When restoring a wagon, you must have enough left of it to determine the individual peculiarities associated with it. From that, combined with a basic knowledge of farm wagon construction, you should be able to reconstruct the wagon back to original condition.
The next thing you need is basic knowledge. Here is my best advice:
- Go to the library, use inter-library loan if necessary, and look for books in which you can examine the construction of as many farm wagons as you can find.
- **Search the internet. There are many photos, drawings, videos and articles on wagon construction, along with many more sources for plans and supplies.

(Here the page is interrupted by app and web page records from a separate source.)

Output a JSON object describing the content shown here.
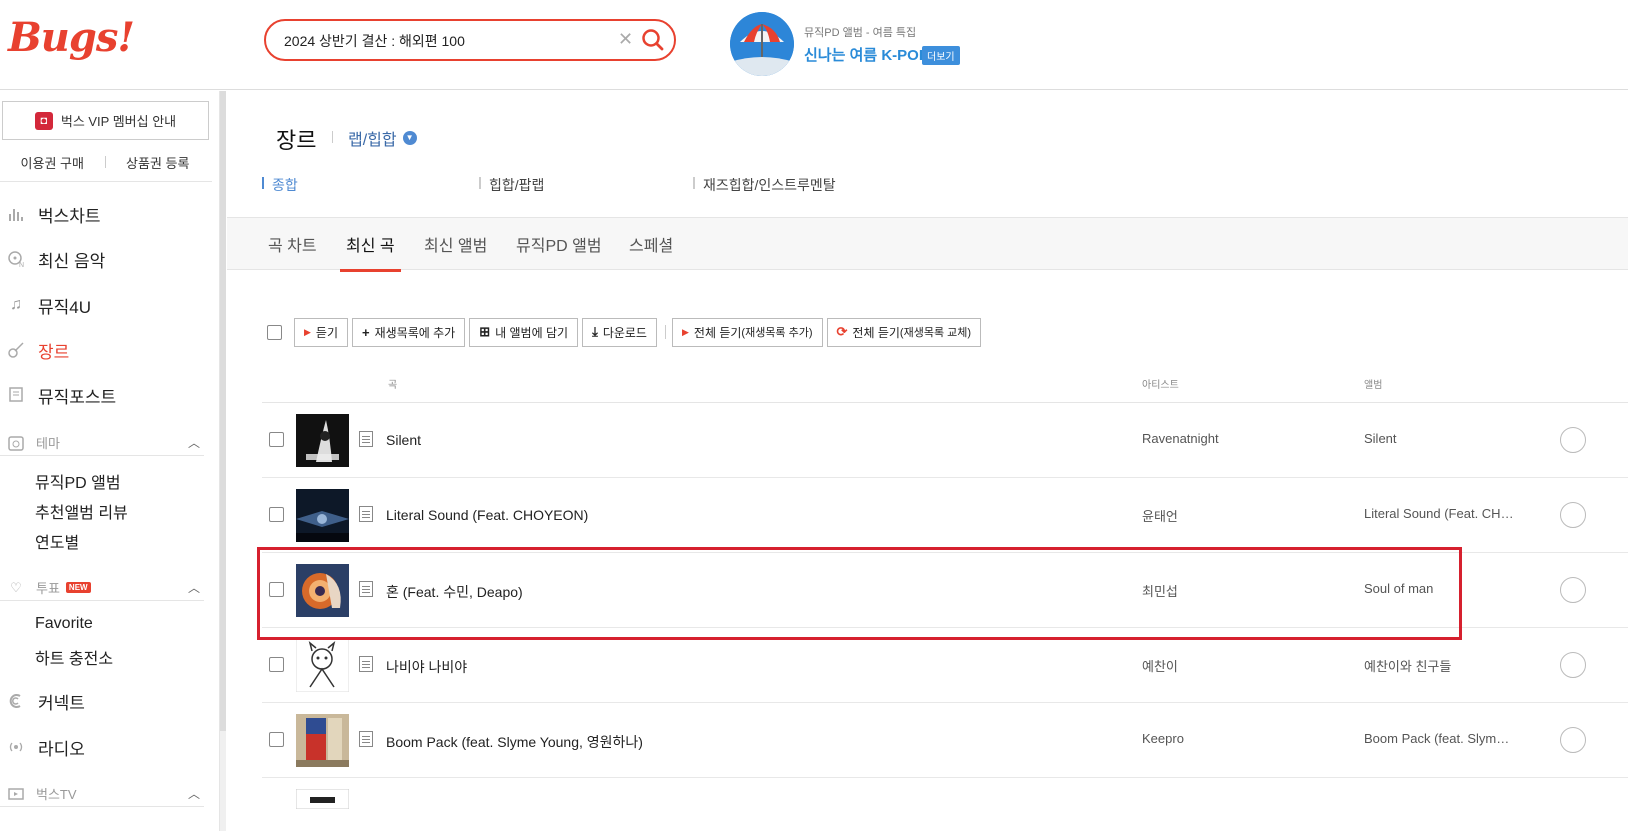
{
  "brand": {
    "logo_text": "Bugs!",
    "accent_color": "#e8412f"
  },
  "search": {
    "value": "2024 상반기 결산 : 해외편 100",
    "clear_icon": "close-icon",
    "search_icon": "search-icon"
  },
  "promo": {
    "subtitle": "뮤직PD 앨범 - 여름 특집",
    "title": "신나는 여름 K-POP",
    "more_label": "더보기"
  },
  "sidebar": {
    "vip_label": "벅스 VIP 멤버십 안내",
    "links": [
      "이용권 구매",
      "상품권 등록"
    ],
    "items": [
      {
        "label": "벅스차트",
        "icon": "chart-icon"
      },
      {
        "label": "최신 음악",
        "icon": "new-music-icon"
      },
      {
        "label": "뮤직4U",
        "icon": "music-note-icon"
      },
      {
        "label": "장르",
        "icon": "guitar-icon",
        "active": true
      },
      {
        "label": "뮤직포스트",
        "icon": "post-icon"
      }
    ],
    "theme": {
      "label": "테마",
      "items": [
        "뮤직PD 앨범",
        "추천앨범 리뷰",
        "연도별"
      ]
    },
    "vote": {
      "label": "투표",
      "badge": "NEW",
      "items": [
        "Favorite",
        "하트 충전소"
      ]
    },
    "bottom_items": [
      {
        "label": "커넥트",
        "icon": "connect-icon"
      },
      {
        "label": "라디오",
        "icon": "radio-icon"
      }
    ],
    "tv": {
      "label": "벅스TV"
    }
  },
  "main": {
    "title": "장르",
    "genre": "랩/힙합",
    "subgenres": [
      "종합",
      "힙합/팝랩",
      "재즈힙합/인스트루멘탈"
    ],
    "tabs": [
      "곡 차트",
      "최신 곡",
      "최신 앨범",
      "뮤직PD 앨범",
      "스페셜"
    ],
    "active_tab": "최신 곡",
    "toolbar": {
      "listen": "듣기",
      "add_playlist": "재생목록에 추가",
      "add_album": "내 앨범에 담기",
      "download": "다운로드",
      "play_all_add": "전체 듣기",
      "play_all_add_sub": "(재생목록 추가)",
      "play_all_replace": "전체 듣기",
      "play_all_replace_sub": "(재생목록 교체)"
    },
    "columns": {
      "song": "곡",
      "artist": "아티스트",
      "album": "앨범"
    },
    "tracks": [
      {
        "title": "Silent",
        "artist": "Ravenatnight",
        "album": "Silent"
      },
      {
        "title": "Literal Sound (Feat. CHOYEON)",
        "artist": "윤태언",
        "album": "Literal Sound (Feat. CH…"
      },
      {
        "title": "혼 (Feat. 수민, Deapo)",
        "artist": "최민섭",
        "album": "Soul of man"
      },
      {
        "title": "나비야 나비야",
        "artist": "예찬이",
        "album": "예찬이와 친구들"
      },
      {
        "title": "Boom Pack (feat. Slyme Young, 영원하나)",
        "artist": "Keepro",
        "album": "Boom Pack (feat. Slyme …"
      }
    ]
  },
  "highlight": {
    "row_index": 2,
    "color": "#d6202e"
  }
}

- Locate as many museums as you can in your area that have farm wagons. On the East Coast we have half a dozen or so. Ask anyone who sells or has horse-drawn carriages or equipment about museums and private collections. By examining the wagons in these collections you can develop the basic knowledge needed to accomplish your goal. On more than one occasion we have reconstructed wagon or carriage parts for which we had only the steel, simply by examining similar vehicles. Wagons do not vary much (carriages can be a different story). If you find a wagon using the same steel parts, you can be pretty sure the same wood was used.
- If any wood is available on the original wagon, determine what type it is. If it is hickory, the wagon was built in the Southeast. If it is oak, the wagon was built in the Northeast.
So that's it: Learn basic wagon construction, find any picture of the particular farm wagon in question, and the rest will be a breeze.
Go to: Sources for Horse-Drawn Vehicle Plans